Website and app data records
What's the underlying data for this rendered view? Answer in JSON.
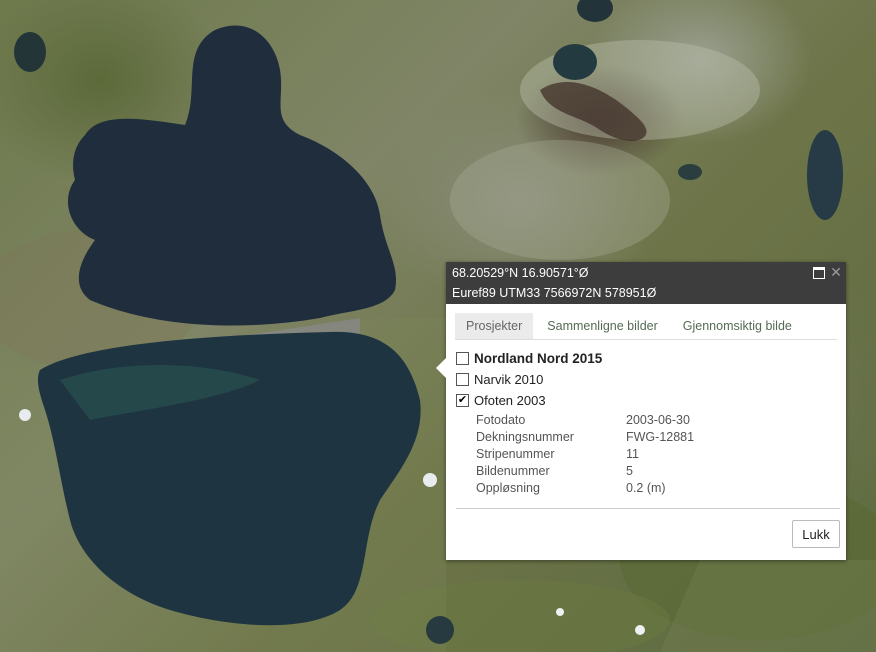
{
  "popup": {
    "coords_line1": "68.20529°N 16.90571°Ø",
    "coords_line2": "Euref89 UTM33 7566972N 578951Ø",
    "tabs": [
      {
        "label": "Prosjekter",
        "active": true
      },
      {
        "label": "Sammenligne bilder",
        "active": false
      },
      {
        "label": "Gjennomsiktig bilde",
        "active": false
      }
    ],
    "projects": [
      {
        "label": "Nordland Nord 2015",
        "checked": false,
        "bold": true
      },
      {
        "label": "Narvik 2010",
        "checked": false,
        "bold": false
      },
      {
        "label": "Ofoten 2003",
        "checked": true,
        "bold": false
      }
    ],
    "details": [
      {
        "key": "Fotodato",
        "value": "2003-06-30"
      },
      {
        "key": "Dekningsnummer",
        "value": "FWG-12881"
      },
      {
        "key": "Stripenummer",
        "value": "11"
      },
      {
        "key": "Bildenummer",
        "value": "5"
      },
      {
        "key": "Oppløsning",
        "value": "0.2 (m)"
      }
    ],
    "close_label": "Lukk",
    "checkmark": "✔",
    "close_icon": "✕"
  },
  "colors": {
    "header_bg": "#3d3d3d",
    "water": "#1f2d3d",
    "land": "#6e7a4c"
  }
}
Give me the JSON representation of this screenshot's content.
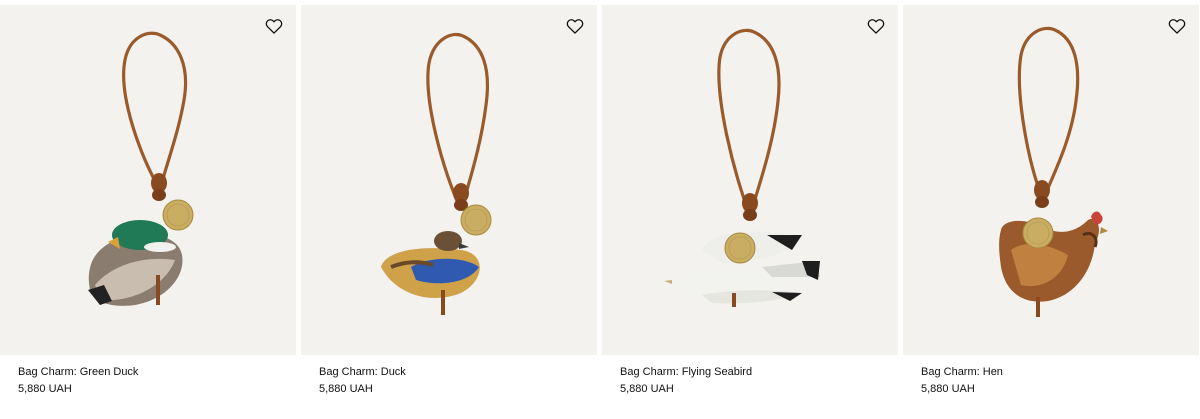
{
  "products": [
    {
      "name": "Bag Charm: Green Duck",
      "price": "5,880 UAH",
      "wishlist_icon": "heart-outline-icon"
    },
    {
      "name": "Bag Charm: Duck",
      "price": "5,880 UAH",
      "wishlist_icon": "heart-outline-icon"
    },
    {
      "name": "Bag Charm: Flying Seabird",
      "price": "5,880 UAH",
      "wishlist_icon": "heart-outline-icon"
    },
    {
      "name": "Bag Charm: Hen",
      "price": "5,880 UAH",
      "wishlist_icon": "heart-outline-icon"
    }
  ],
  "colors": {
    "image_background": "#f3f2ef",
    "leather_cord": "#9a5a2a",
    "brass_tag": "#c9ad62"
  }
}
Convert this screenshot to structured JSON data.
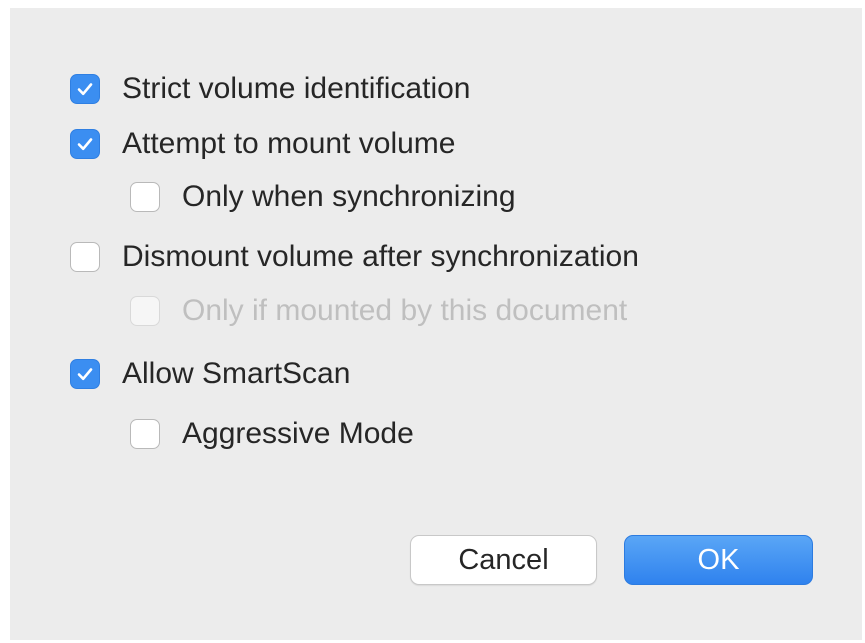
{
  "options": [
    {
      "label": "Strict volume identification",
      "checked": true,
      "enabled": true
    },
    {
      "label": "Attempt to mount volume",
      "checked": true,
      "enabled": true
    },
    {
      "label": "Only when synchronizing",
      "checked": false,
      "enabled": true
    },
    {
      "label": "Dismount volume after synchronization",
      "checked": false,
      "enabled": true
    },
    {
      "label": "Only if mounted by this document",
      "checked": false,
      "enabled": false
    },
    {
      "label": "Allow SmartScan",
      "checked": true,
      "enabled": true
    },
    {
      "label": "Aggressive Mode",
      "checked": false,
      "enabled": true
    }
  ],
  "buttons": {
    "cancel_label": "Cancel",
    "ok_label": "OK"
  },
  "colors": {
    "accent": "#3b8ef1",
    "dialog_background": "#ececec",
    "disabled_text": "#bfbfbf"
  },
  "icons": {
    "checkmark": "checkmark-icon"
  }
}
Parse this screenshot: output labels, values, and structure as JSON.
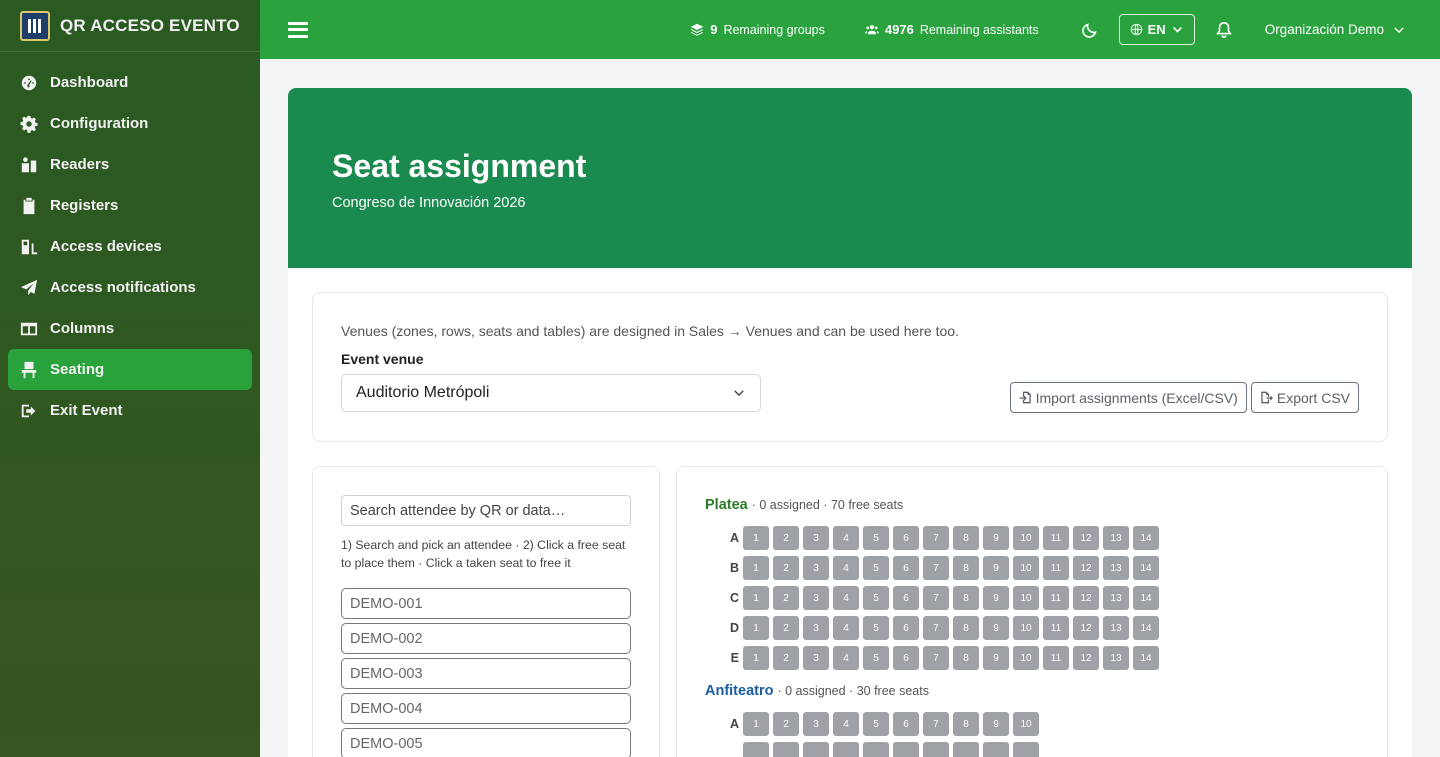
{
  "brand": {
    "title": "QR ACCESO EVENTO"
  },
  "sidebar": {
    "items": [
      {
        "label": "Dashboard",
        "icon": "dashboard-icon"
      },
      {
        "label": "Configuration",
        "icon": "gear-icon"
      },
      {
        "label": "Readers",
        "icon": "reader-icon"
      },
      {
        "label": "Registers",
        "icon": "clipboard-icon"
      },
      {
        "label": "Access devices",
        "icon": "device-icon"
      },
      {
        "label": "Access notifications",
        "icon": "paper-plane-icon"
      },
      {
        "label": "Columns",
        "icon": "columns-icon"
      },
      {
        "label": "Seating",
        "icon": "seat-icon",
        "active": true
      },
      {
        "label": "Exit Event",
        "icon": "exit-icon"
      }
    ]
  },
  "topbar": {
    "groups_count": "9",
    "groups_label": "Remaining groups",
    "assistants_count": "4976",
    "assistants_label": "Remaining assistants",
    "lang": "EN",
    "org": "Organización Demo"
  },
  "hero": {
    "title": "Seat assignment",
    "subtitle": "Congreso de Innovación 2026"
  },
  "venue": {
    "info": "Venues (zones, rows, seats and tables) are designed in Sales → Venues and can be used here too.",
    "label": "Event venue",
    "selected": "Auditorio Metrópoli",
    "import_label": "Import assignments (Excel/CSV)",
    "export_label": "Export CSV"
  },
  "attendees": {
    "search_placeholder": "Search attendee by QR or data…",
    "hint": "1) Search and pick an attendee · 2) Click a free seat to place them · Click a taken seat to free it",
    "items": [
      "DEMO-001",
      "DEMO-002",
      "DEMO-003",
      "DEMO-004",
      "DEMO-005"
    ]
  },
  "zones": [
    {
      "name": "Platea",
      "color": "#2a7a2a",
      "summary": "· 0 assigned · 70 free seats",
      "rows": [
        {
          "label": "A",
          "seats": [
            "1",
            "2",
            "3",
            "4",
            "5",
            "6",
            "7",
            "8",
            "9",
            "10",
            "11",
            "12",
            "13",
            "14"
          ]
        },
        {
          "label": "B",
          "seats": [
            "1",
            "2",
            "3",
            "4",
            "5",
            "6",
            "7",
            "8",
            "9",
            "10",
            "11",
            "12",
            "13",
            "14"
          ]
        },
        {
          "label": "C",
          "seats": [
            "1",
            "2",
            "3",
            "4",
            "5",
            "6",
            "7",
            "8",
            "9",
            "10",
            "11",
            "12",
            "13",
            "14"
          ]
        },
        {
          "label": "D",
          "seats": [
            "1",
            "2",
            "3",
            "4",
            "5",
            "6",
            "7",
            "8",
            "9",
            "10",
            "11",
            "12",
            "13",
            "14"
          ]
        },
        {
          "label": "E",
          "seats": [
            "1",
            "2",
            "3",
            "4",
            "5",
            "6",
            "7",
            "8",
            "9",
            "10",
            "11",
            "12",
            "13",
            "14"
          ]
        }
      ]
    },
    {
      "name": "Anfiteatro",
      "color": "#1a5fa0",
      "summary": "· 0 assigned · 30 free seats",
      "rows": [
        {
          "label": "A",
          "seats": [
            "1",
            "2",
            "3",
            "4",
            "5",
            "6",
            "7",
            "8",
            "9",
            "10"
          ]
        },
        {
          "label": "",
          "seats": [
            "",
            "",
            "",
            "",
            "",
            "",
            "",
            "",
            "",
            ""
          ]
        }
      ]
    }
  ]
}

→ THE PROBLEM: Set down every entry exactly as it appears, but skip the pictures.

→ FINISHED TASK:
What's the underlying data for this rendered view? Answer in JSON.
{
  "popup": {
    "coords_line1": "68.20529°N 16.90571°Ø",
    "coords_line2": "Euref89 UTM33 7566972N 578951Ø",
    "tabs": [
      {
        "label": "Prosjekter",
        "active": true
      },
      {
        "label": "Sammenligne bilder",
        "active": false
      },
      {
        "label": "Gjennomsiktig bilde",
        "active": false
      }
    ],
    "projects": [
      {
        "label": "Nordland Nord 2015",
        "checked": false,
        "bold": true
      },
      {
        "label": "Narvik 2010",
        "checked": false,
        "bold": false
      },
      {
        "label": "Ofoten 2003",
        "checked": true,
        "bold": false
      }
    ],
    "details": [
      {
        "key": "Fotodato",
        "value": "2003-06-30"
      },
      {
        "key": "Dekningsnummer",
        "value": "FWG-12881"
      },
      {
        "key": "Stripenummer",
        "value": "11"
      },
      {
        "key": "Bildenummer",
        "value": "5"
      },
      {
        "key": "Oppløsning",
        "value": "0.2 (m)"
      }
    ],
    "close_label": "Lukk",
    "checkmark": "✔",
    "close_icon": "✕"
  },
  "colors": {
    "header_bg": "#3d3d3d",
    "water": "#1f2d3d",
    "land": "#6e7a4c"
  }
}
Give me the JSON representation of this screenshot's content.
{
  "products": [
    {
      "name": "Bag Charm: Green Duck",
      "price": "5,880 UAH",
      "wishlist_icon": "heart-outline-icon"
    },
    {
      "name": "Bag Charm: Duck",
      "price": "5,880 UAH",
      "wishlist_icon": "heart-outline-icon"
    },
    {
      "name": "Bag Charm: Flying Seabird",
      "price": "5,880 UAH",
      "wishlist_icon": "heart-outline-icon"
    },
    {
      "name": "Bag Charm: Hen",
      "price": "5,880 UAH",
      "wishlist_icon": "heart-outline-icon"
    }
  ],
  "colors": {
    "image_background": "#f3f2ef",
    "leather_cord": "#9a5a2a",
    "brass_tag": "#c9ad62"
  }
}
Convert this screenshot to structured JSON data.
{
  "options": [
    {
      "label": "Strict volume identification",
      "checked": true,
      "enabled": true
    },
    {
      "label": "Attempt to mount volume",
      "checked": true,
      "enabled": true
    },
    {
      "label": "Only when synchronizing",
      "checked": false,
      "enabled": true
    },
    {
      "label": "Dismount volume after synchronization",
      "checked": false,
      "enabled": true
    },
    {
      "label": "Only if mounted by this document",
      "checked": false,
      "enabled": false
    },
    {
      "label": "Allow SmartScan",
      "checked": true,
      "enabled": true
    },
    {
      "label": "Aggressive Mode",
      "checked": false,
      "enabled": true
    }
  ],
  "buttons": {
    "cancel_label": "Cancel",
    "ok_label": "OK"
  },
  "colors": {
    "accent": "#3b8ef1",
    "dialog_background": "#ececec",
    "disabled_text": "#bfbfbf"
  },
  "icons": {
    "checkmark": "checkmark-icon"
  }
}
Parse this screenshot: output labels, values, and structure as JSON.
{
  "brand": {
    "title": "QR ACCESO EVENTO"
  },
  "sidebar": {
    "items": [
      {
        "label": "Dashboard",
        "icon": "dashboard-icon"
      },
      {
        "label": "Configuration",
        "icon": "gear-icon"
      },
      {
        "label": "Readers",
        "icon": "reader-icon"
      },
      {
        "label": "Registers",
        "icon": "clipboard-icon"
      },
      {
        "label": "Access devices",
        "icon": "device-icon"
      },
      {
        "label": "Access notifications",
        "icon": "paper-plane-icon"
      },
      {
        "label": "Columns",
        "icon": "columns-icon"
      },
      {
        "label": "Seating",
        "icon": "seat-icon",
        "active": true
      },
      {
        "label": "Exit Event",
        "icon": "exit-icon"
      }
    ]
  },
  "topbar": {
    "groups_count": "9",
    "groups_label": "Remaining groups",
    "assistants_count": "4976",
    "assistants_label": "Remaining assistants",
    "lang": "EN",
    "org": "Organización Demo"
  },
  "hero": {
    "title": "Seat assignment",
    "subtitle": "Congreso de Innovación 2026"
  },
  "venue": {
    "info": "Venues (zones, rows, seats and tables) are designed in Sales → Venues and can be used here too.",
    "label": "Event venue",
    "selected": "Auditorio Metrópoli",
    "import_label": "Import assignments (Excel/CSV)",
    "export_label": "Export CSV"
  },
  "attendees": {
    "search_placeholder": "Search attendee by QR or data…",
    "hint": "1) Search and pick an attendee · 2) Click a free seat to place them · Click a taken seat to free it",
    "items": [
      "DEMO-001",
      "DEMO-002",
      "DEMO-003",
      "DEMO-004",
      "DEMO-005"
    ]
  },
  "zones": [
    {
      "name": "Platea",
      "color": "#2a7a2a",
      "summary": "· 0 assigned · 70 free seats",
      "rows": [
        {
          "label": "A",
          "seats": [
            "1",
            "2",
            "3",
            "4",
            "5",
            "6",
            "7",
            "8",
            "9",
            "10",
            "11",
            "12",
            "13",
            "14"
          ]
        },
        {
          "label": "B",
          "seats": [
            "1",
            "2",
            "3",
            "4",
            "5",
            "6",
            "7",
            "8",
            "9",
            "10",
            "11",
            "12",
            "13",
            "14"
          ]
        },
        {
          "label": "C",
          "seats": [
            "1",
            "2",
            "3",
            "4",
            "5",
            "6",
            "7",
            "8",
            "9",
            "10",
            "11",
            "12",
            "13",
            "14"
          ]
        },
        {
          "label": "D",
          "seats": [
            "1",
            "2",
            "3",
            "4",
            "5",
            "6",
            "7",
            "8",
            "9",
            "10",
            "11",
            "12",
            "13",
            "14"
          ]
        },
        {
          "label": "E",
          "seats": [
            "1",
            "2",
            "3",
            "4",
            "5",
            "6",
            "7",
            "8",
            "9",
            "10",
            "11",
            "12",
            "13",
            "14"
          ]
        }
      ]
    },
    {
      "name": "Anfiteatro",
      "color": "#1a5fa0",
      "summary": "· 0 assigned · 30 free seats",
      "rows": [
        {
          "label": "A",
          "seats": [
            "1",
            "2",
            "3",
            "4",
            "5",
            "6",
            "7",
            "8",
            "9",
            "10"
          ]
        },
        {
          "label": "",
          "seats": [
            "",
            "",
            "",
            "",
            "",
            "",
            "",
            "",
            "",
            ""
          ]
        }
      ]
    }
  ]
}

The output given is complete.